It was precisely the game the coaches envisioned. And it was the team they had been looking for all year.

For years Burke has heard he is too small and not athletic enough. He briefly committed to Penn State because he didn't think he would get any other Big Ten offers.

But Burke doesn't play the disrespect game. He says he was "a late bloomer, definitely.... I had a good jump shot, I was good at penetrating, but I wasn't the most explosive athlete."

Last spring, to help improve his athleticism, Burke did serious lower-body workouts for the first time. The results surprised even him. In his first game this season, an exhibition against Saginaw Valley (Mich.) State, "I felt too fast," he says. "I had to slow down to get where I wanted to get."

He had improved his vertical leap from 37 inches to 41½. By comparison, All-NBA point guard Chris Paul's predraft vertical was 38 inches. Burke cut his three-quarter-court sprint time from roughly 3.3 seconds to 3.06; before Derrick Rose was drafted in 2008, he ran it in 3.05. Those are just workout numbers, but they indicate that Burke is athletic enough to excel in the NBA.

Maybe the best reason to believe in him is that when he went back to Michigan, he went completely back. As a freshman he was quiet, and "that was a problem, because I was the starting point guard." When he decided to stay in school, he told his best friend on the team, grad student Corey Person, that he would be a better leader. Teammates say he has done it.

After the Wolverines routed VCU 78--53, their coaches stood in a small room off the locker room, watching the in-house feed of the Michigan State--Memphis game being played 100 feet away. It would be more than 24 hours before they'd know their Sweet 16 opponent: They'll take on Kansas in Arlington, Texas on Friday.

Burke showered, dressed and grabbed his backpack. As he walked through the stands toward his parents, he said his teammates are finally learning the kind of effort it takes to win the national championship. He was asked about McGary, who came off the bench most of the season because he had to earn the coaches' trust.

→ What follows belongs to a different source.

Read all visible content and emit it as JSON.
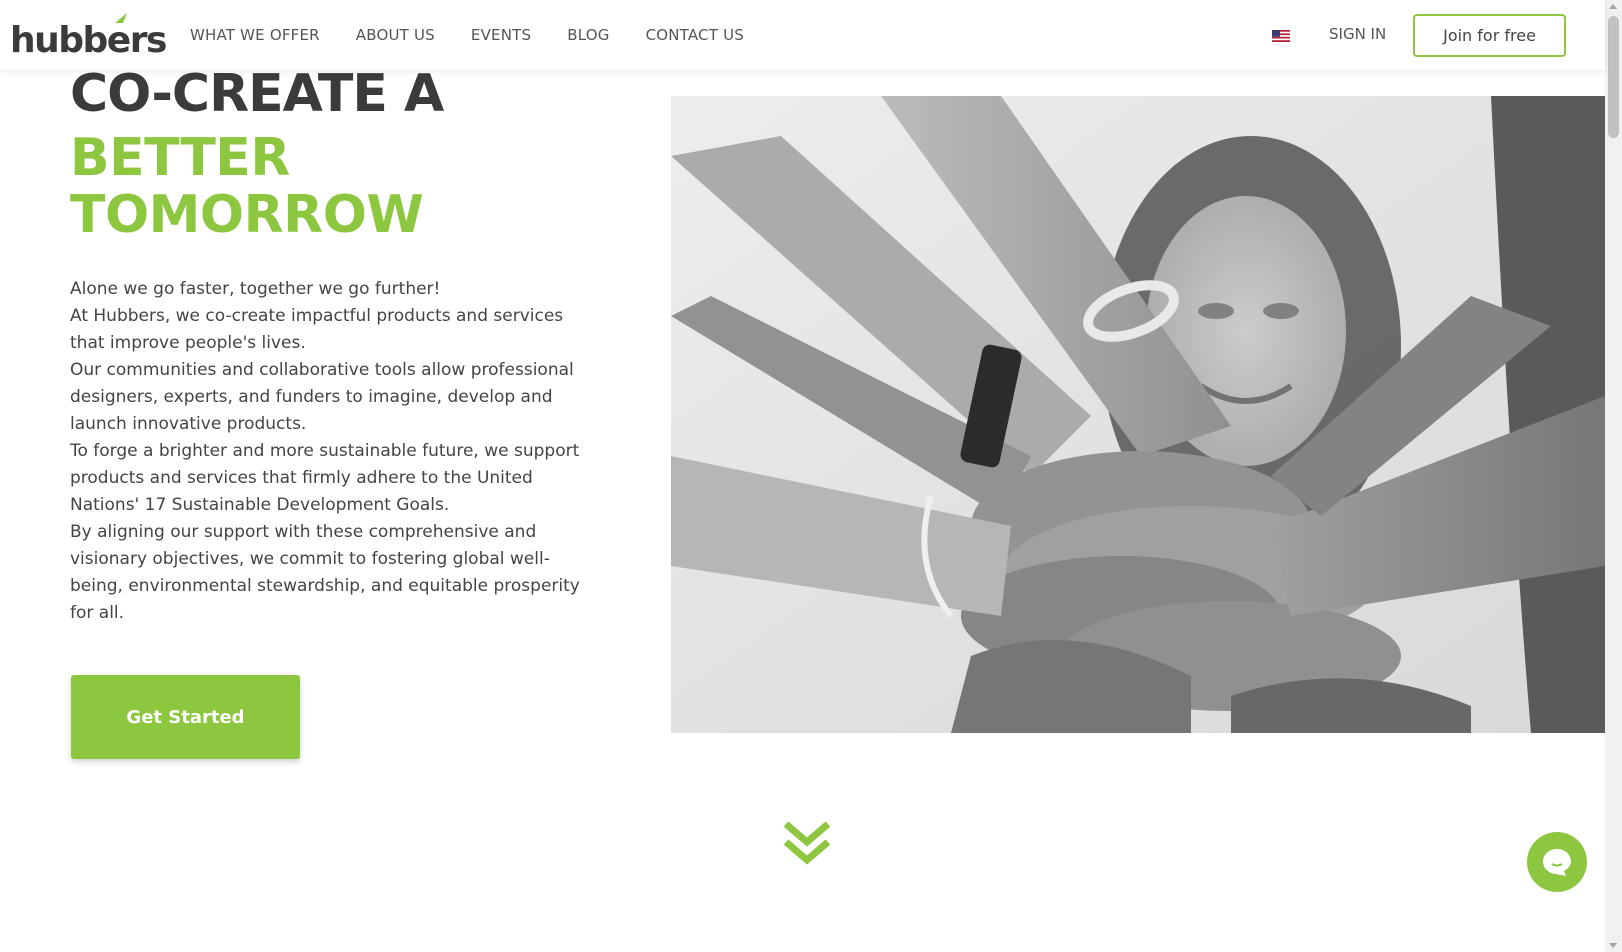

"People forget how young Mitch is," Burke said, and in that moment, it was easy to forget how young Burke is. He is 20—five months younger than McGary. The Wolverines will need to play better games and beat much better teams. But they believe, in all their hearts, that it's about to get nasty.



Stay up to date on all the madness of March—including videos, photo galleries and instant analysis of each game—with SI's college basketball blog, One and One, at



STRETCH RUN With the sophomore Burke (3) leading players even younger, Beilein (far right) searched for ways to minimize mistakes and keep the team focused.



TOGETHERNESS As Beilein (below) made unity one of his keys, the Wolverines stuck together throughout the weekend in the hotel—where they blocked out plays and hung out in one another's rooms—and at the arena.